  • If you acted because it felt like the right thing to do, then motivation is internal (for you) – so the lack of acknowledgement might not matter much. In other words, your connection or attachment to this moment was closed once you said something, leaving you free and clear.
  • If you acted because you have lost your wallet before, and you know how that feels and don’t wish that on other, then the motivation is empathy or compassion for another – so the lack of acknowledgement feels incomplete, possibly sad, because a genuine moment of connection was missed due their preoccupation. After all, we’re all fighting battles the other knows nothing about, who are you to judge?

Lesson:  How we change the perspective of our motivation changes how we may experience daily interactions.  If we are motivated by approval or acknowledgement, then we are highly subject to others actions and behaviors – and potentially much disappointment or anger.

Vanilla Scenario:   You are driving on the road at a reasonable speed, traffic is light and there are plenty of lanes available; nevertheless, someone comes right up behind you, tailgates you, and then passes and cuts in front of you before speeding off.

Question:  How does that make you feel, to have a driver behave so recklessly when there are plenty of other options available to them?

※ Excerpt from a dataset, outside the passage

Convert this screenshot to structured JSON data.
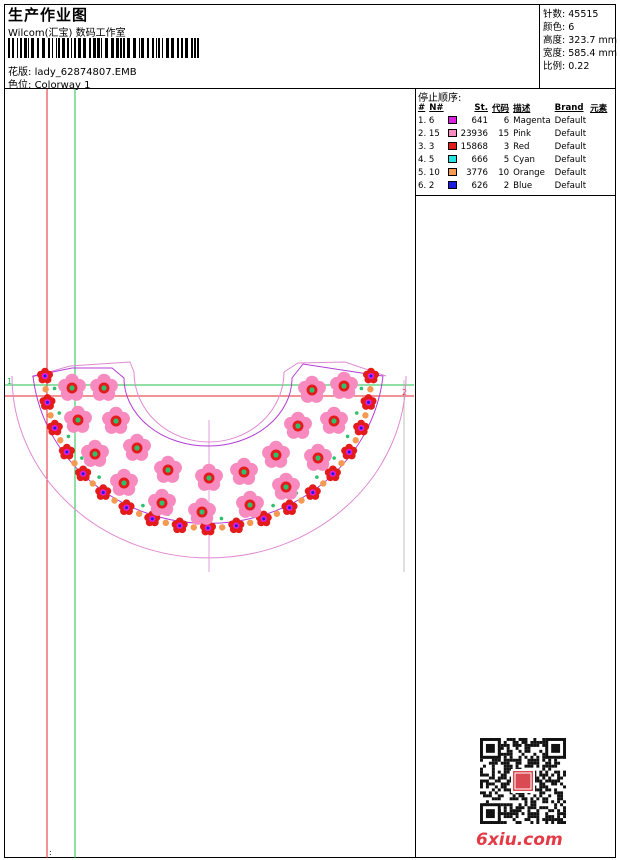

  • You might be enraged – this is no different than a personal attack or hostile form of harassment, especially since they could have easily gone around without issue, I’m gonna follow that dick and run them off the road!!
  • You might feel panicked – you were minding your own business, why pick on you, what did you do to deserve this? Get off the road and find a safe and public space ASAP!!
  • You might feel resigned – just another self-absorbed self-important ass on the road so preoccupied with their anger or issues they lost the ability to think, see, or care; humans suck. Fuck you fucker
  • You might feel indifferent – hey, clearly this person’s got issues, whatever those might be. Stay cool and calm, let the chaos move around me, I remain untouched.  Their problems do not necessitate change on my part.

Lesson:  The perspective we start with is often the one that we end with.  Are others out to get us, are we always picked on, or does humanity just plain suck?   It’s not uncommon to “double-down” on the beliefs we’ve already formed.   It’s hard to remain detached from those that TRY to influence us.

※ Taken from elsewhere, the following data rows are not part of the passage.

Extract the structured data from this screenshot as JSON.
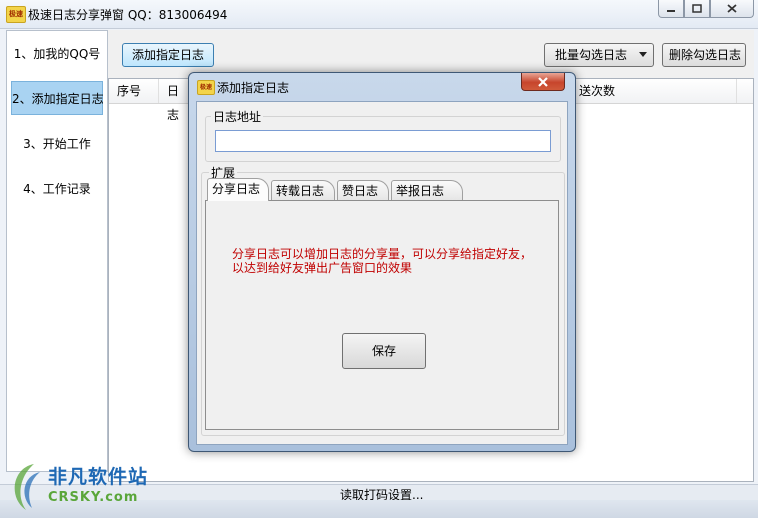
{
  "window": {
    "logo_text": "极速",
    "title": "极速日志分享弹窗 QQ：813006494"
  },
  "sidebar": {
    "items": [
      {
        "label": "1、加我的QQ号"
      },
      {
        "label": "2、添加指定日志"
      },
      {
        "label": "3、开始工作"
      },
      {
        "label": "4、工作记录"
      }
    ],
    "active_index": 1
  },
  "toolbar": {
    "add_label": "添加指定日志",
    "batch_select_label": "批量勾选日志",
    "delete_label": "删除勾选日志"
  },
  "table": {
    "columns": [
      "序号",
      "日志",
      "送次数"
    ]
  },
  "status": {
    "text": "读取打码设置..."
  },
  "watermark": {
    "line1": "非凡软件站",
    "line2": "CRSKY.com"
  },
  "dialog": {
    "logo_text": "极速",
    "title": "添加指定日志",
    "address_group_label": "日志地址",
    "address_value": "",
    "extend_group_label": "扩展",
    "tabs": [
      {
        "label": "分享日志"
      },
      {
        "label": "转载日志"
      },
      {
        "label": "赞日志"
      },
      {
        "label": "举报日志"
      }
    ],
    "active_tab": 0,
    "tab_description_line1": "分享日志可以增加日志的分享量，可以分享给指定好友，",
    "tab_description_line2": "以达到给好友弹出广告窗口的效果",
    "save_label": "保存"
  },
  "colors": {
    "active_nav": "#a9d3f2",
    "description_text": "#c00000",
    "dialog_close": "#c7452c"
  }
}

Lifestyle Scenario:   A couple is having a scene next to you, and you hear the bottom (a self-proclaimed submissive) say “no, not like that, higher and to the left.. there..  now harder.. no not like that.. there, just a little lighter..  oh no that’s not right at all, look its simple, see them…”

Question:  How does that make you feel, to hear a submissive or bottom micro-manage their scene top?


  • You might be completely and totally offended to see a “Top” take this sort of talk, and never have seen such blatant “topping from the bottom” with such attitude
  • You might feel a little awkward about the lack of tact, but perhaps the bottom is actually the Dom/me training a beginner Top
  • Hey, to each their own – but I’m not digging the vibe this is giving off, so I’m outta here…

Lesson:  How else might you look at this?   What other types of reactions might you have, and what actions would you take based on those?


Our perspective is often something projected onto the world around us, our experiences start from that bias or framework.  This is our world-view, and how we color it will define how we often receive it.  No perspective is inherently right or wrong, black or white – after all, changing one’s perspective is strictly a mental exercise to check or regulate yourself.  Rather, it’s a consideration about which view you choose as being healthier for you.  The actions you take based on those choices is what determines whether those choices are actually healthier or beneficial for you and those around you.